He Said, She Said 9/17/12
Published: Sunday, September 16, 2012
Updated: Wednesday, January 9, 2013 18:01
I’m a junior who is all signed up for studying abroad next semester, but I’m having such a great time at BC this semester that I’m starting to doubt my decision. Will I regret it if I go? Will I regret it if I don’t?

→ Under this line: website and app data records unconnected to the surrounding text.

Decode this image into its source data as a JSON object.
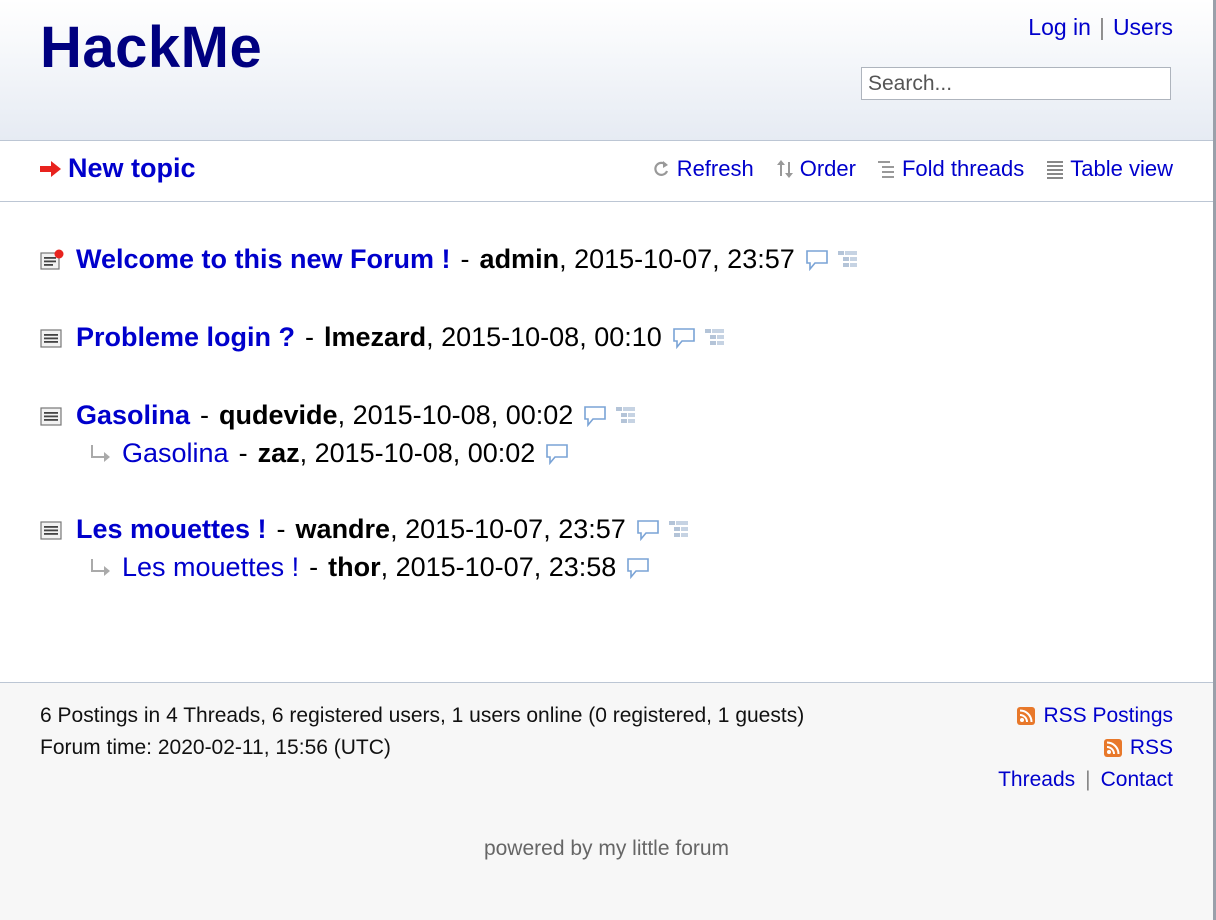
{
  "header": {
    "logo": "HackMe",
    "login_label": "Log in",
    "separator": "|",
    "users_label": "Users",
    "search_placeholder": "Search..."
  },
  "subnav": {
    "new_topic_label": "New topic",
    "refresh_label": "Refresh",
    "order_label": "Order",
    "fold_label": "Fold threads",
    "table_label": "Table view"
  },
  "threads": [
    {
      "title": "Welcome to this new Forum !",
      "dash": "-",
      "author": "admin",
      "date": ", 2015-10-07, 23:57",
      "new": true
    },
    {
      "title": "Probleme login ?",
      "dash": "-",
      "author": "lmezard",
      "date": ", 2015-10-08, 00:10"
    },
    {
      "title": "Gasolina",
      "dash": "-",
      "author": "qudevide",
      "date": ", 2015-10-08, 00:02",
      "reply": {
        "title": "Gasolina",
        "dash": "-",
        "author": "zaz",
        "date": ", 2015-10-08, 00:02"
      }
    },
    {
      "title": "Les mouettes !",
      "dash": "-",
      "author": "wandre",
      "date": ", 2015-10-07, 23:57",
      "reply": {
        "title": "Les mouettes !",
        "dash": "-",
        "author": "thor",
        "date": ", 2015-10-07, 23:58"
      }
    }
  ],
  "footer": {
    "stats_line": "6 Postings in 4 Threads, 6 registered users, 1 users online (0 registered, 1 guests)",
    "forum_time": "Forum time: 2020-02-11, 15:56 (UTC)",
    "rss_postings": "RSS Postings",
    "rss": "RSS",
    "threads_label": "Threads",
    "separator": "|",
    "contact_label": "Contact",
    "powered": "powered by my little forum"
  },
  "colors": {
    "link": "#0000cc",
    "logo": "#000080",
    "arrow": "#e8231e",
    "rss": "#e8782a"
  }
}
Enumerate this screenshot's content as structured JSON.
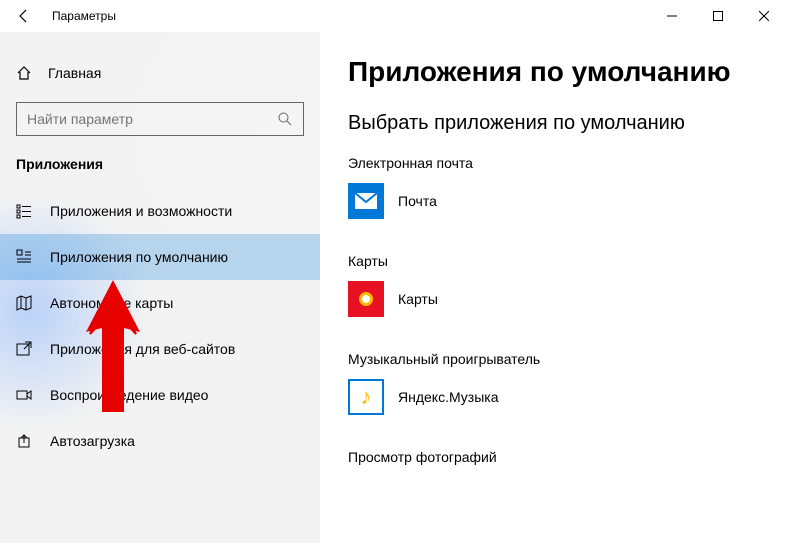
{
  "titlebar": {
    "title": "Параметры"
  },
  "sidebar": {
    "home": "Главная",
    "search_placeholder": "Найти параметр",
    "section": "Приложения",
    "items": [
      {
        "label": "Приложения и возможности"
      },
      {
        "label": "Приложения по умолчанию"
      },
      {
        "label": "Автономные карты"
      },
      {
        "label": "Приложения для веб-сайтов"
      },
      {
        "label": "Воспроизведение видео"
      },
      {
        "label": "Автозагрузка"
      }
    ]
  },
  "content": {
    "heading": "Приложения по умолчанию",
    "subheading": "Выбрать приложения по умолчанию",
    "categories": [
      {
        "label": "Электронная почта",
        "app": "Почта"
      },
      {
        "label": "Карты",
        "app": "Карты"
      },
      {
        "label": "Музыкальный проигрыватель",
        "app": "Яндекс.Музыка"
      },
      {
        "label": "Просмотр фотографий",
        "app": ""
      }
    ]
  }
}
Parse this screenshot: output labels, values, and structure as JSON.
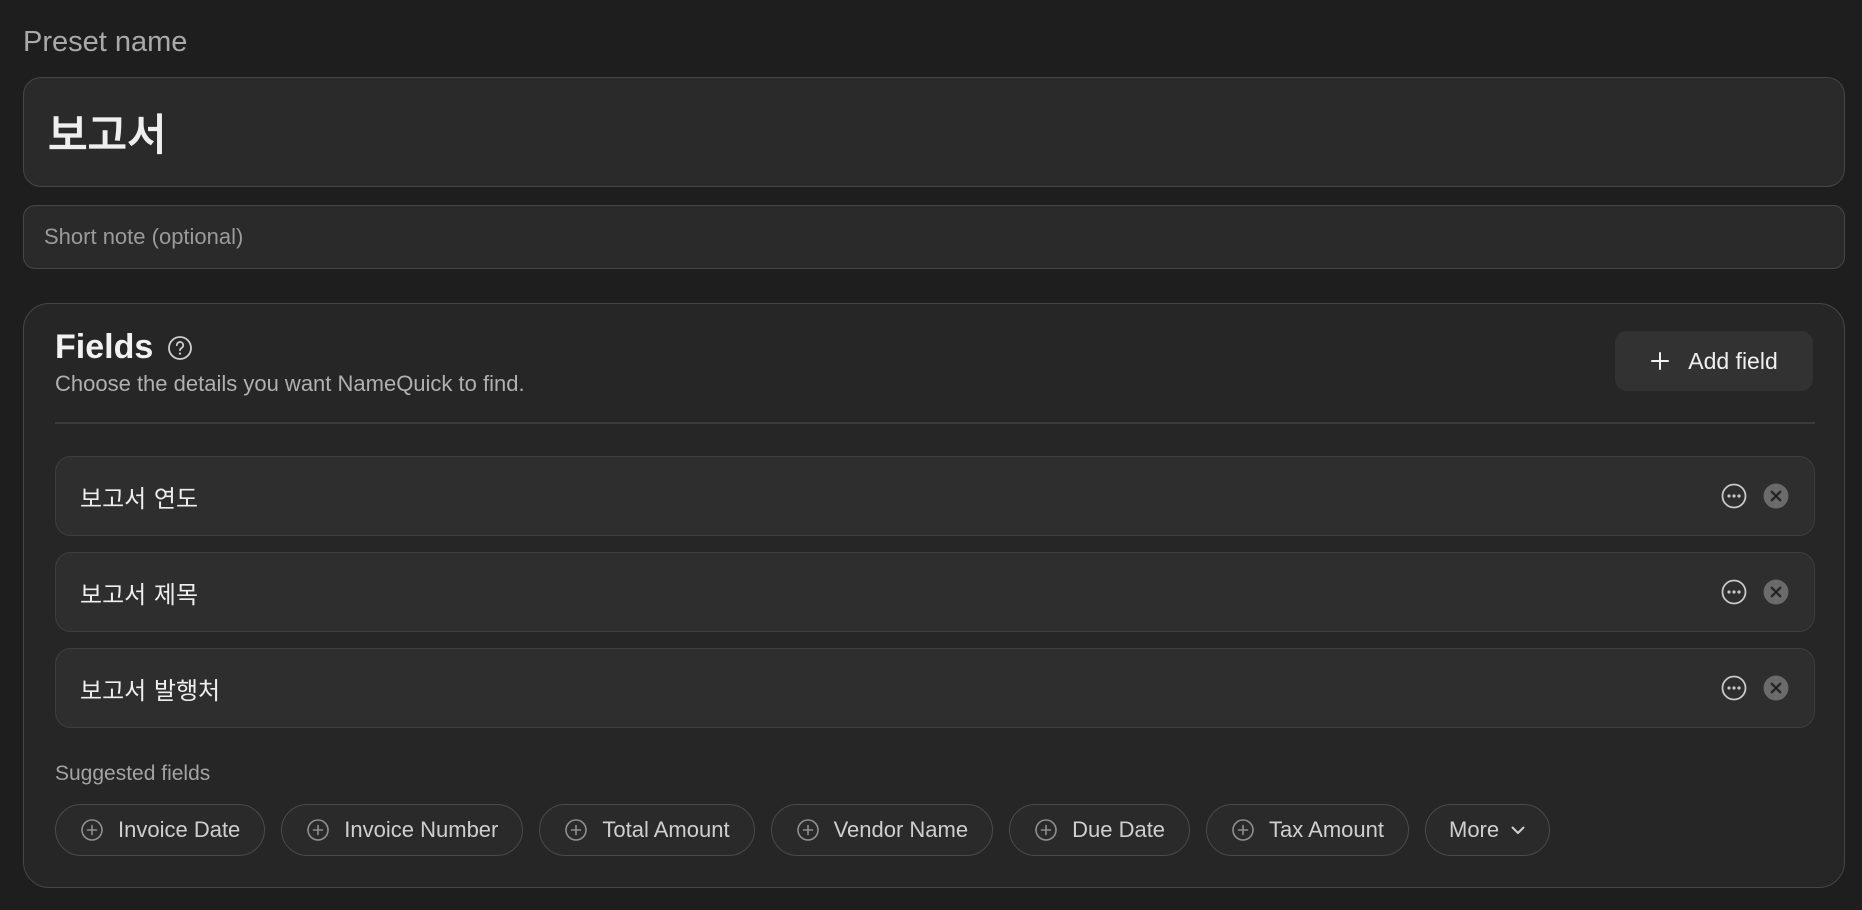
{
  "preset": {
    "label": "Preset name",
    "name": "보고서",
    "note_placeholder": "Short note (optional)",
    "note_value": ""
  },
  "fields": {
    "title": "Fields",
    "subtitle": "Choose the details you want NameQuick to find.",
    "add_button_label": "Add field",
    "items": [
      {
        "label": "보고서 연도"
      },
      {
        "label": "보고서 제목"
      },
      {
        "label": "보고서 발행처"
      }
    ]
  },
  "suggested": {
    "label": "Suggested fields",
    "chips": [
      {
        "label": "Invoice Date"
      },
      {
        "label": "Invoice Number"
      },
      {
        "label": "Total Amount"
      },
      {
        "label": "Vendor Name"
      },
      {
        "label": "Due Date"
      },
      {
        "label": "Tax Amount"
      }
    ],
    "more_label": "More"
  },
  "icons": {
    "help": "question-circle-icon",
    "add": "plus-icon",
    "row_more": "ellipsis-circle-icon",
    "row_remove": "x-circle-icon",
    "chip_add": "plus-circle-icon",
    "more_chevron": "chevron-down-icon"
  },
  "colors": {
    "background": "#1e1e1e",
    "panel": "#262626",
    "border": "#464646",
    "text_primary": "#ececec",
    "text_secondary": "#a9a9a9"
  }
}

Alex: I was in your exact shoes a year ago, so I know it can be a very stressful decision. I chose to go abroad to Sydney, Australia, and I do not regret it in the slightest. Plain and simple, it will be one of the most memorable and life-changing experiences you will have in college. You never hear anybody come back from abroad and say, "I didn’t really like it that much—I wish I would not have gone and just stayed at Boston College for the semester." There’s a reason for that, and that reason is because studying abroad is a phenomenal opportunity that is perfect for people our age. I was talking to a friend about it this summer, and they pointed out that there will probably never be another time in our lives where we have the chance to travel to anywhere in the world that we want and spend a semester exploring all it has to offer with no major worries or responsibilities to slow us down. It’s a once in a lifetime opportunity in the purest form. Who knows what situation we will be in 10, 20, or 40 years from now? Don’t wait on something you want to do and hope it works out down the road—grab the opportunity while you can and enjoy it to the fullest. BC will still be here when you get back, and missing one semester out of eight is totally worth the tradeoff. I went skydiving, bungee jumping, scuba diving, snorkeling, ice glacier climbing, jet boating, hiking, surfing, caving, zip lining, and touring through some of the most breathtaking places I’ve ever seen. Would I do the trip again? Undoubtedly I would. But will I have the chance to do it ever again? That’s not a bet I’d want to take. Play it smart, go abroad, and I promise you will not regret it.
Taylor: Going abroad is undoubtedly a great experience. You meet great new people and get to live in a new, foreign place. A lot of people get jitters as the semester abroad lift-off date gets closer, and you should remember that’s totally normal. You’re getting yourself into a situation where you’re surrounded by the unexpected, but this novelty should be embraced. You’ll probably miss home, your friends, and your family for a while. You probably won’t know the people in your group, and if you’re in an external program, the chances of knowing someone are even slimmer. But you also need to remember the perks: once you get settled into your new European/African/South American location, you’ll more likely than not have an absolutely great time. I’ve heard of only very few people who didn’t enjoy their experience abroad. However, there are also other equally exciting options. Boston College has great summer programs, and you can always go abroad at another point later in your life when you don’t have the stress of course credit transfers. I personally didn’t go abroad because of issues with my majors and minor, but I participated in a class abroad in Venice that was absolutely fantastic. Don’t decide not to go just because you’re realizing you’re nervous and scared at this point. Anticipating something is always worse than doing it. I’ve had friends study abroad everywhere from Spain to Tanzania, and every one of them came back raving about the time spent there. Going abroad could be a great chance for you to be independent, conquer your initial fears of change, and have some incomparable experiences—and pretty unreal stories.